Saturday 17 August 2019

Murphy insists 'slump' is behind him as he finds his form again

Leinster and Ireland Rugby star Jordi Murphy launches Skill Zone in Sandyford, Dublin (Photo: INPHO/Morgan Treacy)
Leinster and Ireland Rugby star Jordi Murphy launches Skill Zone in Sandyford, Dublin (Photo: INPHO/Morgan Treacy)
Cian Tracey

Cian Tracey

At a time when players playing below their optimum fitness level is increasingly coming under the microscope, Jordi Murphy's admission that after the World Cup he was operating at 60pc would seemingly go some way to explaining his dip in form.

On the back of a couple of impressive seasons for Leinster, Murphy became a regular In Joe Schmidt's Ireland squad but after a difficult outing in the World Cup warm-up defeat to Wales in which Justin Tipuric dominated, the former Blackrock College student endured a difficult few months.
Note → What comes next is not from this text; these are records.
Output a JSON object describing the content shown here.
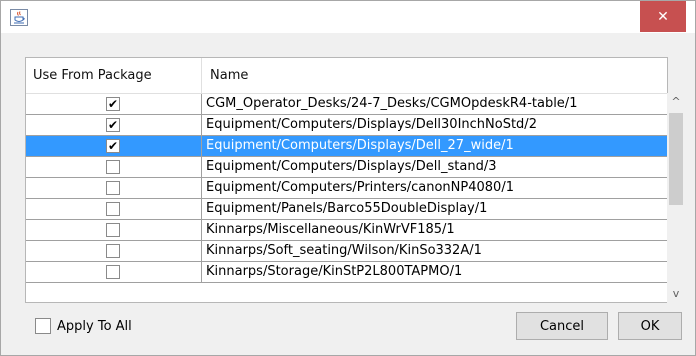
{
  "window": {
    "title_icon": "java-cup-icon",
    "close_icon": "close-icon",
    "close_label": "✕",
    "close_color": "#c75050"
  },
  "table": {
    "headers": [
      "Use From Package",
      "Name"
    ],
    "selected_color": "#3399ff",
    "rows": [
      {
        "checked": true,
        "name": "CGM_Operator_Desks/24-7_Desks/CGMOpdeskR4-table/1"
      },
      {
        "checked": true,
        "name": "Equipment/Computers/Displays/Dell30InchNoStd/2"
      },
      {
        "checked": true,
        "name": "Equipment/Computers/Displays/Dell_27_wide/1",
        "selected": true
      },
      {
        "checked": false,
        "name": "Equipment/Computers/Displays/Dell_stand/3"
      },
      {
        "checked": false,
        "name": "Equipment/Computers/Printers/canonNP4080/1"
      },
      {
        "checked": false,
        "name": "Equipment/Panels/Barco55DoubleDisplay/1"
      },
      {
        "checked": false,
        "name": "Kinnarps/Miscellaneous/KinWrVF185/1"
      },
      {
        "checked": false,
        "name": "Kinnarps/Soft_seating/Wilson/KinSo332A/1"
      },
      {
        "checked": false,
        "name": "Kinnarps/Storage/KinStP2L800TAPMO/1"
      }
    ],
    "check_mark": "✔"
  },
  "scrollbar": {
    "up_glyph": "^",
    "down_glyph": "v"
  },
  "footer": {
    "apply_all_label": "Apply To All",
    "apply_all_checked": false,
    "cancel_label": "Cancel",
    "ok_label": "OK"
  }
}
It was a tough period in the 25-year-old's career but his performances in recent months would suggest that he is nearing a return to his best form. Injuries to Sean O'Brien and Josh van der Flier have not only opened the door for Murphy at Leinster but with a tour of South Africa just around the corner, he is eyeing a return to the international fold.

Murphy was left out of Ireland's Six Nations squad and although he was involved in several camps, he admitted that it was the most difficult period of his career.

"I suppose the initial call, when it came from Joe, I had a feeling it was coming anyway. I didn't feel I was going well," he conceded.

"I was very disappointed. I sat down with my old man straight away and had a chat about it. I just knew there was no point in sulking about it anymore. I had to move on.

"I suppose players go through a few lows here and there and I suppose I haven't had a very long career up to now and haven't really had any (lows) so it was a strange one for me.

"Obviously, it was pointed out quite a lot. It was one of those things. I was trying hard to get to that level I know I can be at but was just finding it a bit difficult, niggles here and there.

International Rugby Newsletter

Rugby insights and commentary from our renowned journalists like Neil Francis, Will Slattery, Alan Quinlan & Cian Tracey.

"People around me like Josh and Rhys (Ruddock) were playing really well. It was obviously disappointing not to get to that level and missing out on the Six Nations squad for the first time in two years."

The competition for places in the Leinster back-row is one of the fiercest in Europe and although it was difficult watching his team-mates leave for Ireland camps during the spring, it only served to drive Murphy to get back to where he feels he belongs.

"It's tough to see guys go off to national camp when you've had a taste of it before and had the opportunity to wear the green in big games," he said.

"I know I've been at that level before and I know that I can be again. It's definitely a driving factor to getting back there.

"It's the exact same as if you've never played before and you see those older boys. For example, Jamie (Heaslip) and Seanie (O'Brien) when I was younger and seeing them at their level and knowing that they've been in my position and knowing that there was a reason I was where I was.

"People thought that one day I might be able to get to their level. It's the same driving factor all of the time."

Looking back on the period following the World Cup, Murphy is his own worst critic and knows that his form was below what it should have been but a niggling groin injury certainly didn't help matters.

"I suppose I was just a bit deflated, had a bit of a slump. I had a problem with my groin which wasn't one of those problems where you have to stop playing for a few weeks," he explained.

"I could keep going but I was going at probably 60 or 65pc. I suppose one of the strengths I've had over the last few years is that change-up onto the ball, even coming off the bench, giving that extra bit around the corner and I just couldn't really find it with that niggle.

"People play with those 80pc injuries all of the time. It was just trying to manage it and trying to play at that peak level, I just wasn't quite there. It wasn't from the lack of trying, I just couldn't quite get there.

"It was the change and the explosiveness. If you're going to get that shooting pain every time, it's quite tough to do. Deciding when to do it and when not to was the problem. I feel like I've got it right now and am getting a bit of an opportunity now at the tail end and am trying to grab it with both hands and do what I know I can."

Murphy is likely to start an openside flanker against Ulster tomorrow and going up against Chris Henry - another who will be hoping to benefit from the injuries to Irish back-row competitors - will provide him with an ideal opportunity to prove to Schmidt that he is back to his best.

It hasn't been an easy road for Murphy but it is one that he feels has led him back to where he wants to be.

Indo Sport

The Throw-In All-Ireland Hurling Final preview: Can Tipp's firepower edge clash with the Cats?

In association with Bord Gáis Energy

Editor's Choice

Also in Sport